Dataset rows for apps and sites:
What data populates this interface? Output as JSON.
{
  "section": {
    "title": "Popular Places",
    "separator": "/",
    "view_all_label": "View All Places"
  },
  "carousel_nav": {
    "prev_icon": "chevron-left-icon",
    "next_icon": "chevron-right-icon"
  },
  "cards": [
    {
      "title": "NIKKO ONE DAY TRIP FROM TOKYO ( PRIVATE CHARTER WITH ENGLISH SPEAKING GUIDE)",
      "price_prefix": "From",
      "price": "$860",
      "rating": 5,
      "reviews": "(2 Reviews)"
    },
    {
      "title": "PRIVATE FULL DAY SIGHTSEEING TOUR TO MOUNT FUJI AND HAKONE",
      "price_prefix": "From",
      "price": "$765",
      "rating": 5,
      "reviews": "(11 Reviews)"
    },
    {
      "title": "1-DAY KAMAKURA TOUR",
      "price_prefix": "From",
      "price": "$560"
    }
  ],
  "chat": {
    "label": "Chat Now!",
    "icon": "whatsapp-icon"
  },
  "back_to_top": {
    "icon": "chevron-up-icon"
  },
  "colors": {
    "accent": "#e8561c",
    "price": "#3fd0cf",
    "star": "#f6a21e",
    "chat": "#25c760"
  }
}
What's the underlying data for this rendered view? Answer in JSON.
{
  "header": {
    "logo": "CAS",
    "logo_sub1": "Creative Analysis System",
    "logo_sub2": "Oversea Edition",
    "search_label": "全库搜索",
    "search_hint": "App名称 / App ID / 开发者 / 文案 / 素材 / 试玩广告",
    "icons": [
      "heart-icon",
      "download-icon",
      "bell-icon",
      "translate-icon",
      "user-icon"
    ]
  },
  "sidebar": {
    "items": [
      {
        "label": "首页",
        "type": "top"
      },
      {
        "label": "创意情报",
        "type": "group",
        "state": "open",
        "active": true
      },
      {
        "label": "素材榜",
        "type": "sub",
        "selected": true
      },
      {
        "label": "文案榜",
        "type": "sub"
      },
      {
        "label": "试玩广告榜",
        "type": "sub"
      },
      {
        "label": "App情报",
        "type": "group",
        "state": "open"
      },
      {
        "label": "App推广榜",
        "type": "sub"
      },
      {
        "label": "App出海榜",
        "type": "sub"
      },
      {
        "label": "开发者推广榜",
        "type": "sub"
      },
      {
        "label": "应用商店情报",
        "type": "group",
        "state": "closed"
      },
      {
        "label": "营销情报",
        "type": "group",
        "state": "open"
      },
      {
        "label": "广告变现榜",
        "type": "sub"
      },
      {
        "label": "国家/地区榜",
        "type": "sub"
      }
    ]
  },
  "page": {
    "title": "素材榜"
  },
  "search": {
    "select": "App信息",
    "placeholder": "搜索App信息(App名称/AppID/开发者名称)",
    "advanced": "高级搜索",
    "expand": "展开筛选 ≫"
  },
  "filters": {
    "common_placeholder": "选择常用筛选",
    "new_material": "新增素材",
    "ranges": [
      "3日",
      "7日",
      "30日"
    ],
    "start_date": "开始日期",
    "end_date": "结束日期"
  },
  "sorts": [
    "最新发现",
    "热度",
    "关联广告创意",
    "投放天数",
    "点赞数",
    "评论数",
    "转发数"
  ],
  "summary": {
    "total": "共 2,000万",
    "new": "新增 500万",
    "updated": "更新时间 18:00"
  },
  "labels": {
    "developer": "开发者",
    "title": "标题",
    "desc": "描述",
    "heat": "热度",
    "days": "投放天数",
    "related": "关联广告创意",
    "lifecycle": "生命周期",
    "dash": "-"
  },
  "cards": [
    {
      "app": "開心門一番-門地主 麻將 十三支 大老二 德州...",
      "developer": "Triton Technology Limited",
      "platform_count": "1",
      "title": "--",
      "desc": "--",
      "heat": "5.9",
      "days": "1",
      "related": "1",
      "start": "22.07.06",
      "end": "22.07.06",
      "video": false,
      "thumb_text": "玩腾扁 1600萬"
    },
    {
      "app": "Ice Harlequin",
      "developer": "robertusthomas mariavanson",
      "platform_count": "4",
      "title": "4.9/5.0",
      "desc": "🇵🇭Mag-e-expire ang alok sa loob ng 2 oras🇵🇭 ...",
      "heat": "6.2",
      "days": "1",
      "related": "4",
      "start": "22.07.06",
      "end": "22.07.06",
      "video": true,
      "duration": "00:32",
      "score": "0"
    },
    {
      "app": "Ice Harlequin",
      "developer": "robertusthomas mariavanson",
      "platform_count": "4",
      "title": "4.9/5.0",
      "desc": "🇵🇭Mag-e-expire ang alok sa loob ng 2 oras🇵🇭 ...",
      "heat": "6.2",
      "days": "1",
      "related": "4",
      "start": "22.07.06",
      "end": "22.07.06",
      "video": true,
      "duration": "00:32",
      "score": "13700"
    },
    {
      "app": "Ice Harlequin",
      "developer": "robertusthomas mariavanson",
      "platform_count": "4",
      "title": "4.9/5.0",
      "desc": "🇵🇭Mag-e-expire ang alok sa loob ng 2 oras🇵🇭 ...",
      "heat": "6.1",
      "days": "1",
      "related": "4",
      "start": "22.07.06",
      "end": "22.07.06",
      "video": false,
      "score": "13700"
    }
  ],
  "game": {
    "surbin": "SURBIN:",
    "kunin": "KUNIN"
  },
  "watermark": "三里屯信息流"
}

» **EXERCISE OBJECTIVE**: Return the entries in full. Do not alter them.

» **TASK SOLUTION**:
What data populates this interface? Output as JSON.
{
  "section": {
    "title": "Popular Places",
    "separator": "/",
    "view_all_label": "View All Places"
  },
  "carousel_nav": {
    "prev_icon": "chevron-left-icon",
    "next_icon": "chevron-right-icon"
  },
  "cards": [
    {
      "title": "NIKKO ONE DAY TRIP FROM TOKYO ( PRIVATE CHARTER WITH ENGLISH SPEAKING GUIDE)",
      "price_prefix": "From",
      "price": "$860",
      "rating": 5,
      "reviews": "(2 Reviews)"
    },
    {
      "title": "PRIVATE FULL DAY SIGHTSEEING TOUR TO MOUNT FUJI AND HAKONE",
      "price_prefix": "From",
      "price": "$765",
      "rating": 5,
      "reviews": "(11 Reviews)"
    },
    {
      "title": "1-DAY KAMAKURA TOUR",
      "price_prefix": "From",
      "price": "$560"
    }
  ],
  "chat": {
    "label": "Chat Now!",
    "icon": "whatsapp-icon"
  },
  "back_to_top": {
    "icon": "chevron-up-icon"
  },
  "colors": {
    "accent": "#e8561c",
    "price": "#3fd0cf",
    "star": "#f6a21e",
    "chat": "#25c760"
  }
}
What's the underlying data for this rendered view? Answer in JSON.
{
  "header": {
    "logo": "CAS",
    "logo_sub1": "Creative Analysis System",
    "logo_sub2": "Oversea Edition",
    "search_label": "全库搜索",
    "search_hint": "App名称 / App ID / 开发者 / 文案 / 素材 / 试玩广告",
    "icons": [
      "heart-icon",
      "download-icon",
      "bell-icon",
      "translate-icon",
      "user-icon"
    ]
  },
  "sidebar": {
    "items": [
      {
        "label": "首页",
        "type": "top"
      },
      {
        "label": "创意情报",
        "type": "group",
        "state": "open",
        "active": true
      },
      {
        "label": "素材榜",
        "type": "sub",
        "selected": true
      },
      {
        "label": "文案榜",
        "type": "sub"
      },
      {
        "label": "试玩广告榜",
        "type": "sub"
      },
      {
        "label": "App情报",
        "type": "group",
        "state": "open"
      },
      {
        "label": "App推广榜",
        "type": "sub"
      },
      {
        "label": "App出海榜",
        "type": "sub"
      },
      {
        "label": "开发者推广榜",
        "type": "sub"
      },
      {
        "label": "应用商店情报",
        "type": "group",
        "state": "closed"
      },
      {
        "label": "营销情报",
        "type": "group",
        "state": "open"
      },
      {
        "label": "广告变现榜",
        "type": "sub"
      },
      {
        "label": "国家/地区榜",
        "type": "sub"
      }
    ]
  },
  "page": {
    "title": "素材榜"
  },
  "search": {
    "select": "App信息",
    "placeholder": "搜索App信息(App名称/AppID/开发者名称)",
    "advanced": "高级搜索",
    "expand": "展开筛选 ≫"
  },
  "filters": {
    "common_placeholder": "选择常用筛选",
    "new_material": "新增素材",
    "ranges": [
      "3日",
      "7日",
      "30日"
    ],
    "start_date": "开始日期",
    "end_date": "结束日期"
  },
  "sorts": [
    "最新发现",
    "热度",
    "关联广告创意",
    "投放天数",
    "点赞数",
    "评论数",
    "转发数"
  ],
  "summary": {
    "total": "共 2,000万",
    "new": "新增 500万",
    "updated": "更新时间 18:00"
  },
  "labels": {
    "developer": "开发者",
    "title": "标题",
    "desc": "描述",
    "heat": "热度",
    "days": "投放天数",
    "related": "关联广告创意",
    "lifecycle": "生命周期",
    "dash": "-"
  },
  "cards": [
    {
      "app": "開心門一番-門地主 麻將 十三支 大老二 德州...",
      "developer": "Triton Technology Limited",
      "platform_count": "1",
      "title": "--",
      "desc": "--",
      "heat": "5.9",
      "days": "1",
      "related": "1",
      "start": "22.07.06",
      "end": "22.07.06",
      "video": false,
      "thumb_text": "玩腾扁 1600萬"
    },
    {
      "app": "Ice Harlequin",
      "developer": "robertusthomas mariavanson",
      "platform_count": "4",
      "title": "4.9/5.0",
      "desc": "🇵🇭Mag-e-expire ang alok sa loob ng 2 oras🇵🇭 ...",
      "heat": "6.2",
      "days": "1",
      "related": "4",
      "start": "22.07.06",
      "end": "22.07.06",
      "video": true,
      "duration": "00:32",
      "score": "0"
    },
    {
      "app": "Ice Harlequin",
      "developer": "robertusthomas mariavanson",
      "platform_count": "4",
      "title": "4.9/5.0",
      "desc": "🇵🇭Mag-e-expire ang alok sa loob ng 2 oras🇵🇭 ...",
      "heat": "6.2",
      "days": "1",
      "related": "4",
      "start": "22.07.06",
      "end": "22.07.06",
      "video": true,
      "duration": "00:32",
      "score": "13700"
    },
    {
      "app": "Ice Harlequin",
      "developer": "robertusthomas mariavanson",
      "platform_count": "4",
      "title": "4.9/5.0",
      "desc": "🇵🇭Mag-e-expire ang alok sa loob ng 2 oras🇵🇭 ...",
      "heat": "6.1",
      "days": "1",
      "related": "4",
      "start": "22.07.06",
      "end": "22.07.06",
      "video": false,
      "score": "13700"
    }
  ],
  "game": {
    "surbin": "SURBIN:",
    "kunin": "KUNIN"
  },
  "watermark": "三里屯信息流"
}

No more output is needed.